_What is needed_: The expected answer is a copy of every line in the listing that has the word "color".

_Records for the exercise_:
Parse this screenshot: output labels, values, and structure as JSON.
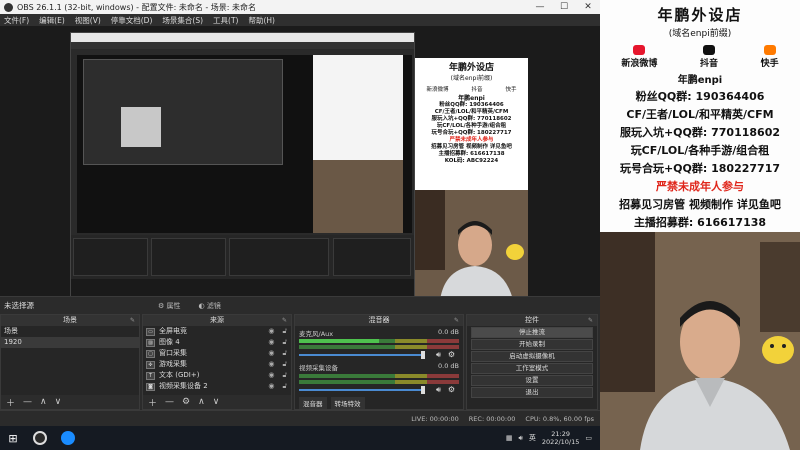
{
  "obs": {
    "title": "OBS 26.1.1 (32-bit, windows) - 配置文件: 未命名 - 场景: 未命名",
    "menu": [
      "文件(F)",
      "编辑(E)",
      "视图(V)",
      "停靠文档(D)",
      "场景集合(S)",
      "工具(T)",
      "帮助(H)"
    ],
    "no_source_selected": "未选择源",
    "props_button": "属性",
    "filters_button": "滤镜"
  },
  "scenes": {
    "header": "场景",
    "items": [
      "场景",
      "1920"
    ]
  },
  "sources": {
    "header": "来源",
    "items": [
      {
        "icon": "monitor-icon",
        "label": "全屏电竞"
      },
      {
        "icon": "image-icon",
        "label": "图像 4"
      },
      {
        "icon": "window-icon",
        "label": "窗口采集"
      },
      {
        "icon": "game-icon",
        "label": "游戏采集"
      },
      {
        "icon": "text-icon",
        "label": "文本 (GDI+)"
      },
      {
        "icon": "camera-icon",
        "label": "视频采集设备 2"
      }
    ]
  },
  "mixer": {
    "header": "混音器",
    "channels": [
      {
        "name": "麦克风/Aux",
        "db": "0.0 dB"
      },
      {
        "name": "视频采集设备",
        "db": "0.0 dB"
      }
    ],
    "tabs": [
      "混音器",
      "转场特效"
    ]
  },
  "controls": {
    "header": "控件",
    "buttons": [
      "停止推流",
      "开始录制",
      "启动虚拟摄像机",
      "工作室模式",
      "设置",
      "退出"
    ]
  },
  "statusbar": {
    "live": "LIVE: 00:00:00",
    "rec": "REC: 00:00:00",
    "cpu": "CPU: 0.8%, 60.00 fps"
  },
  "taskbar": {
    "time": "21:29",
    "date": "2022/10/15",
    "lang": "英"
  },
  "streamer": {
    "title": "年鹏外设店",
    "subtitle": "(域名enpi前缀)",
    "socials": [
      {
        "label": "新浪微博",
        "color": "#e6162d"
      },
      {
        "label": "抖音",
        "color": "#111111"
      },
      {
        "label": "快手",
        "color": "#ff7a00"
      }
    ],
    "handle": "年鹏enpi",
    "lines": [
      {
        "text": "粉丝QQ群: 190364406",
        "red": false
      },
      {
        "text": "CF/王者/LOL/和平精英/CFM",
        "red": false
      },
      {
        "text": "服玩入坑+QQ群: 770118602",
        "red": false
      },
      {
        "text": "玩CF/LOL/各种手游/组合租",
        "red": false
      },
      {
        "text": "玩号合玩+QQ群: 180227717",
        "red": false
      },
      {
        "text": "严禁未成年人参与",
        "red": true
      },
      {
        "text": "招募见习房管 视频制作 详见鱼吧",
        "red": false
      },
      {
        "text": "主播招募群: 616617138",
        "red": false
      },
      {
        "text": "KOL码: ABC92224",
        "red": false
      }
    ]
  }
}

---

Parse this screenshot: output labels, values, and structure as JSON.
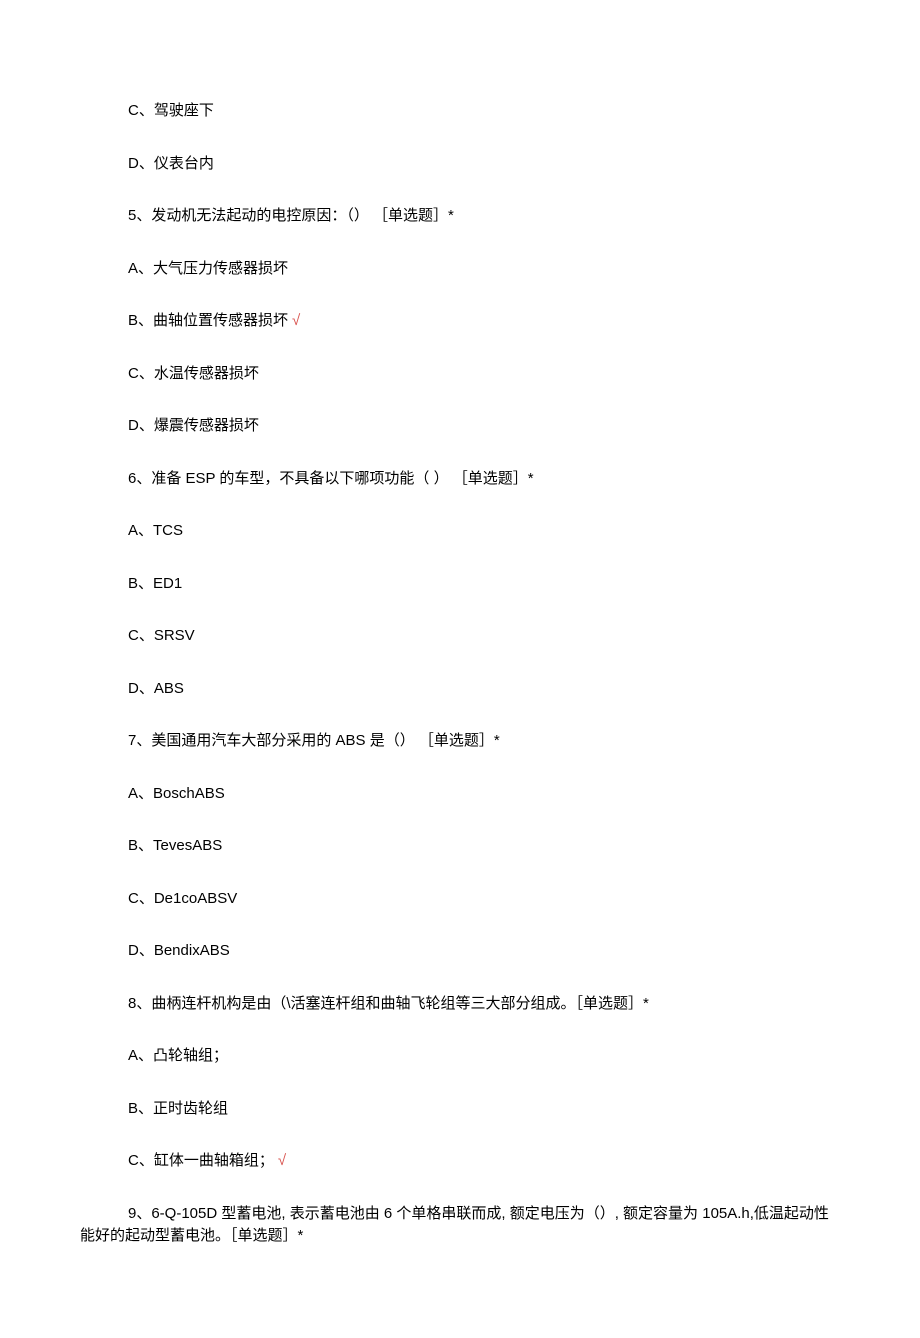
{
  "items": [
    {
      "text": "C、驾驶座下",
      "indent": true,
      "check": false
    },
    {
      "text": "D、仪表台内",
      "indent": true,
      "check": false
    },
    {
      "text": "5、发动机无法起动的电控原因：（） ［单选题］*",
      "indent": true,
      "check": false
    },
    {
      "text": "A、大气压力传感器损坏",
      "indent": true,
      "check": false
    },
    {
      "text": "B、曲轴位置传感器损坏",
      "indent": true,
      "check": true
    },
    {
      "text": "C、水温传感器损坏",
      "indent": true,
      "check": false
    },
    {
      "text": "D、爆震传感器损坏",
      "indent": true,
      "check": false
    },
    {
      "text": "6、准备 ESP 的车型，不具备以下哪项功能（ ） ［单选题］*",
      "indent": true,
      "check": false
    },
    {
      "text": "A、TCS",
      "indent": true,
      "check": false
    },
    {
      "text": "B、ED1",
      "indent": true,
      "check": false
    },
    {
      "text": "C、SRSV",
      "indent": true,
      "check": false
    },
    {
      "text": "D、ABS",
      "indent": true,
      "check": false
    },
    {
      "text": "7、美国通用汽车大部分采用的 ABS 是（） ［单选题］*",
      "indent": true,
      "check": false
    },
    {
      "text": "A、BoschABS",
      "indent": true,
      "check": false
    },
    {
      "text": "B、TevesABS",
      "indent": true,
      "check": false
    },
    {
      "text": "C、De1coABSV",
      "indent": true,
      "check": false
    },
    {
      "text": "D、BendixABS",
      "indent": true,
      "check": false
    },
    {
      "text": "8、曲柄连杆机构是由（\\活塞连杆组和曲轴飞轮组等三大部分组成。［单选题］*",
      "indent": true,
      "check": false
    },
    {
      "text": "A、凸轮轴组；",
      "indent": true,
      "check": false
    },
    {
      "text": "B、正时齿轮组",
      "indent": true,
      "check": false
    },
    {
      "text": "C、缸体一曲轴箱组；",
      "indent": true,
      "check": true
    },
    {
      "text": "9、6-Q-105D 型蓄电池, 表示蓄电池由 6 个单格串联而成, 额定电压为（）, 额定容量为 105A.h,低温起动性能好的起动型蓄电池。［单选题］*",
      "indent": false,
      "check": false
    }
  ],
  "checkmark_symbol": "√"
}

_Answer to this task_:
        "color": "#e6162d"
        "color": "#111111"
        "color": "#ff7a00"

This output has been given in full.